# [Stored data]
== Segment start ==
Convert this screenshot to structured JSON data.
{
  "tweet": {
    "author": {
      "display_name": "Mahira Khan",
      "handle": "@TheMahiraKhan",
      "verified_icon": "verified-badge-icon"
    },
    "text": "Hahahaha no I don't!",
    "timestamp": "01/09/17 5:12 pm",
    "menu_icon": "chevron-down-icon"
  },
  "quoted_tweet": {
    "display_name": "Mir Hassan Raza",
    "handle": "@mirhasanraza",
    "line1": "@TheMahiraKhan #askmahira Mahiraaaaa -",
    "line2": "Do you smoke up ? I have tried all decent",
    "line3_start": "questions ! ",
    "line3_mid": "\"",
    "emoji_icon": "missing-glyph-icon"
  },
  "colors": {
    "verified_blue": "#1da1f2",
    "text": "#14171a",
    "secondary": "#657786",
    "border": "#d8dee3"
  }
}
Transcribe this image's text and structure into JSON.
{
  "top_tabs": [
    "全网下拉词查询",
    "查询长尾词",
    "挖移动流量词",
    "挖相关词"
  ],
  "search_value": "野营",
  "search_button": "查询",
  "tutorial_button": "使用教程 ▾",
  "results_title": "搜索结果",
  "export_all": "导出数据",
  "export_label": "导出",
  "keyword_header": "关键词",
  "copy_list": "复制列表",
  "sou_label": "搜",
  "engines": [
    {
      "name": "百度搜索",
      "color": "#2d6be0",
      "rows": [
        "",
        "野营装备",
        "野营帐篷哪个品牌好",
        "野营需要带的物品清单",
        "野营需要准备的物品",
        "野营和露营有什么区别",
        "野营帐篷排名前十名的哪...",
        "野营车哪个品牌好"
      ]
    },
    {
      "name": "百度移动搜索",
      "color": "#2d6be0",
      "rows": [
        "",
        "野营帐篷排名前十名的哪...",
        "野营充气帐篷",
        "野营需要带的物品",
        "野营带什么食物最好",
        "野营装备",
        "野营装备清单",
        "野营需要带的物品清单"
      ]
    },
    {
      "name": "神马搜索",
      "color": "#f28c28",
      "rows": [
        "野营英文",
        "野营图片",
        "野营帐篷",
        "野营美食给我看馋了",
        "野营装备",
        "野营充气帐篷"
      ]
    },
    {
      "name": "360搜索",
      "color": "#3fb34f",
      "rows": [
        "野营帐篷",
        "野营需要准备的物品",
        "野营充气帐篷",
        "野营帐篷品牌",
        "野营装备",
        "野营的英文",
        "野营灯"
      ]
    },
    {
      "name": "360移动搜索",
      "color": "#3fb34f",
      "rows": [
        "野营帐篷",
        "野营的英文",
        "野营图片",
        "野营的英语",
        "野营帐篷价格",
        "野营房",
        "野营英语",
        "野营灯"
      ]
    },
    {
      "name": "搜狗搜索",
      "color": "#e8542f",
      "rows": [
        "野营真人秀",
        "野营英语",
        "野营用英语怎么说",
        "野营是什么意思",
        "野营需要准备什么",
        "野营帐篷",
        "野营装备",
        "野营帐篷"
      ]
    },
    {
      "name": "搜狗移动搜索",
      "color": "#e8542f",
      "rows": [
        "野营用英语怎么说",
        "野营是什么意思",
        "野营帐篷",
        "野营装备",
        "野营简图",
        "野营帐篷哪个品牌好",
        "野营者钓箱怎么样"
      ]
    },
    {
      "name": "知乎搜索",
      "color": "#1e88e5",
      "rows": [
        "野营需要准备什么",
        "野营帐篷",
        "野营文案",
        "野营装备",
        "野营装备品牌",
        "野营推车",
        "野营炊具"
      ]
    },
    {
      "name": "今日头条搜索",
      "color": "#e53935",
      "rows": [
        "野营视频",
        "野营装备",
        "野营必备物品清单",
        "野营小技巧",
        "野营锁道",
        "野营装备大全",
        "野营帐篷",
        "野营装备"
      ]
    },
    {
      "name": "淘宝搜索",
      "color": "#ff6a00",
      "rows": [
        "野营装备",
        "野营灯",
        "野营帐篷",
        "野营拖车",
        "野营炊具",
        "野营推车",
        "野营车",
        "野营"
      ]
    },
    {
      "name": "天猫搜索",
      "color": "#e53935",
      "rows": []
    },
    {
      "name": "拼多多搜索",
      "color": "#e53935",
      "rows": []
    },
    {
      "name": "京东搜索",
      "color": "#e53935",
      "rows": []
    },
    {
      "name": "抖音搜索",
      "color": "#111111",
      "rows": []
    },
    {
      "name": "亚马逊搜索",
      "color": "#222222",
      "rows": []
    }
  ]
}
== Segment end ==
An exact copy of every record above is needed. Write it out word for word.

Convert this screenshot to structured JSON data.
{
  "tweet": {
    "author": {
      "display_name": "Mahira Khan",
      "handle": "@TheMahiraKhan",
      "verified_icon": "verified-badge-icon"
    },
    "text": "Hahahaha no I don't!",
    "timestamp": "01/09/17 5:12 pm",
    "menu_icon": "chevron-down-icon"
  },
  "quoted_tweet": {
    "display_name": "Mir Hassan Raza",
    "handle": "@mirhasanraza",
    "line1": "@TheMahiraKhan #askmahira Mahiraaaaa -",
    "line2": "Do you smoke up ? I have tried all decent",
    "line3_start": "questions ! ",
    "line3_mid": "\"",
    "emoji_icon": "missing-glyph-icon"
  },
  "colors": {
    "verified_blue": "#1da1f2",
    "text": "#14171a",
    "secondary": "#657786",
    "border": "#d8dee3"
  }
}
Transcribe this image's text and structure into JSON.
{
  "top_tabs": [
    "全网下拉词查询",
    "查询长尾词",
    "挖移动流量词",
    "挖相关词"
  ],
  "search_value": "野营",
  "search_button": "查询",
  "tutorial_button": "使用教程 ▾",
  "results_title": "搜索结果",
  "export_all": "导出数据",
  "export_label": "导出",
  "keyword_header": "关键词",
  "copy_list": "复制列表",
  "sou_label": "搜",
  "engines": [
    {
      "name": "百度搜索",
      "color": "#2d6be0",
      "rows": [
        "",
        "野营装备",
        "野营帐篷哪个品牌好",
        "野营需要带的物品清单",
        "野营需要准备的物品",
        "野营和露营有什么区别",
        "野营帐篷排名前十名的哪...",
        "野营车哪个品牌好"
      ]
    },
    {
      "name": "百度移动搜索",
      "color": "#2d6be0",
      "rows": [
        "",
        "野营帐篷排名前十名的哪...",
        "野营充气帐篷",
        "野营需要带的物品",
        "野营带什么食物最好",
        "野营装备",
        "野营装备清单",
        "野营需要带的物品清单"
      ]
    },
    {
      "name": "神马搜索",
      "color": "#f28c28",
      "rows": [
        "野营英文",
        "野营图片",
        "野营帐篷",
        "野营美食给我看馋了",
        "野营装备",
        "野营充气帐篷"
      ]
    },
    {
      "name": "360搜索",
      "color": "#3fb34f",
      "rows": [
        "野营帐篷",
        "野营需要准备的物品",
        "野营充气帐篷",
        "野营帐篷品牌",
        "野营装备",
        "野营的英文",
        "野营灯"
      ]
    },
    {
      "name": "360移动搜索",
      "color": "#3fb34f",
      "rows": [
        "野营帐篷",
        "野营的英文",
        "野营图片",
        "野营的英语",
        "野营帐篷价格",
        "野营房",
        "野营英语",
        "野营灯"
      ]
    },
    {
      "name": "搜狗搜索",
      "color": "#e8542f",
      "rows": [
        "野营真人秀",
        "野营英语",
        "野营用英语怎么说",
        "野营是什么意思",
        "野营需要准备什么",
        "野营帐篷",
        "野营装备",
        "野营帐篷"
      ]
    },
    {
      "name": "搜狗移动搜索",
      "color": "#e8542f",
      "rows": [
        "野营用英语怎么说",
        "野营是什么意思",
        "野营帐篷",
        "野营装备",
        "野营简图",
        "野营帐篷哪个品牌好",
        "野营者钓箱怎么样"
      ]
    },
    {
      "name": "知乎搜索",
      "color": "#1e88e5",
      "rows": [
        "野营需要准备什么",
        "野营帐篷",
        "野营文案",
        "野营装备",
        "野营装备品牌",
        "野营推车",
        "野营炊具"
      ]
    },
    {
      "name": "今日头条搜索",
      "color": "#e53935",
      "rows": [
        "野营视频",
        "野营装备",
        "野营必备物品清单",
        "野营小技巧",
        "野营锁道",
        "野营装备大全",
        "野营帐篷",
        "野营装备"
      ]
    },
    {
      "name": "淘宝搜索",
      "color": "#ff6a00",
      "rows": [
        "野营装备",
        "野营灯",
        "野营帐篷",
        "野营拖车",
        "野营炊具",
        "野营推车",
        "野营车",
        "野营"
      ]
    },
    {
      "name": "天猫搜索",
      "color": "#e53935",
      "rows": []
    },
    {
      "name": "拼多多搜索",
      "color": "#e53935",
      "rows": []
    },
    {
      "name": "京东搜索",
      "color": "#e53935",
      "rows": []
    },
    {
      "name": "抖音搜索",
      "color": "#111111",
      "rows": []
    },
    {
      "name": "亚马逊搜索",
      "color": "#222222",
      "rows": []
    }
  ]
}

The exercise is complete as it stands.